THE FOUNDATION will soon begin construction on an educational and research center in Gazelle Valley. (Photo Credit: Marc Israel Sellem)THE FOUNDATION will soon begin construction on an educational and research center in Gazelle Valley. (Photo Credit: Marc Israel Sellem)

THE FOUNDATION will soon begin construction on an educational and research center in Gazelle Valley. (Photo Credit: Marc Israel Sellem)THE FOUNDATION will soon begin construction on an educational and research center in Gazelle Valley. (Photo Credit: Marc Israel Sellem)
“Music is not language-dependent,” notes Doron, “and is a great tool for mobility in society.” The building will be structured with acoustic sensitivities in mind so neighbors will not be awakened by music at all hours of the day or night.
The day’s final stop is at a large construction site in the Romema neighborhood, where the Jerusalem Foundation is participating in the construction of the city’s first adult day care center for the haredi community. Funding is being provided by the city and the foundation, which raised money for the project from donors around the world. Roi notes that both the building and the programs offered will be adapted for the specific needs and interests of haredim.

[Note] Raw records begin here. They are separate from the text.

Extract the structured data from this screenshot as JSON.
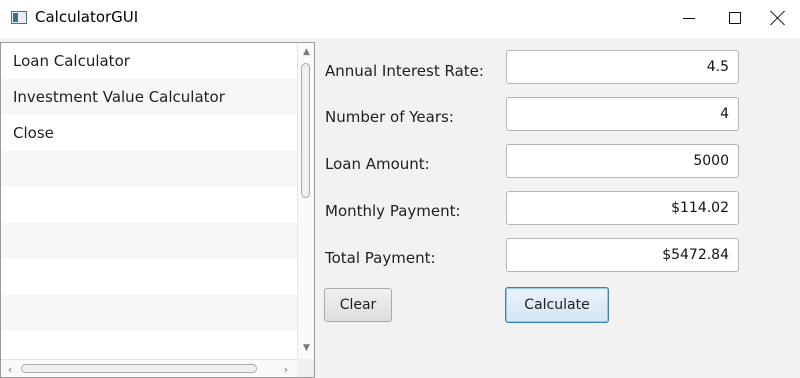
{
  "window": {
    "title": "CalculatorGUI"
  },
  "sidebar": {
    "items": [
      {
        "label": "Loan Calculator"
      },
      {
        "label": "Investment Value Calculator"
      },
      {
        "label": "Close"
      }
    ]
  },
  "form": {
    "annual_interest_rate": {
      "label": "Annual Interest Rate:",
      "value": "4.5"
    },
    "number_of_years": {
      "label": "Number of Years:",
      "value": "4"
    },
    "loan_amount": {
      "label": "Loan Amount:",
      "value": "5000"
    },
    "monthly_payment": {
      "label": "Monthly Payment:",
      "value": "$114.02"
    },
    "total_payment": {
      "label": "Total Payment:",
      "value": "$5472.84"
    }
  },
  "buttons": {
    "clear": "Clear",
    "calculate": "Calculate"
  },
  "colors": {
    "accent": "#3c7fb1",
    "panel_background": "#f2f2f2"
  }
}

As we make our way back to Jerusalem Foundation headquarters, Doron and Singer speak of other projects in the works or nearing completion, including the building of two new sports centers in east Jerusalem, an outdoor sports center in Gilo, combined with a project to upgrade and improve the educational system in the area, and the planned makeover of the Sultan’s Pool, transforming it into a year-round attraction.
Doron and his team at the Foundation are looking at the big picture of Jerusalem – one that considers the needs and interests of all the city’s residents. 
“The Jerusalem Foundation is for Jews and Arabs, the secular and the observant,” he affirms.
The vast array of projects we visited on our whirlwind tour – the Davidson Theater, Yad B’Yad School, Gazelle Park, Botanical Gardens, and center for the elderly in the haredi community – illustrate the lengths the foundation is going to fulfill that promise.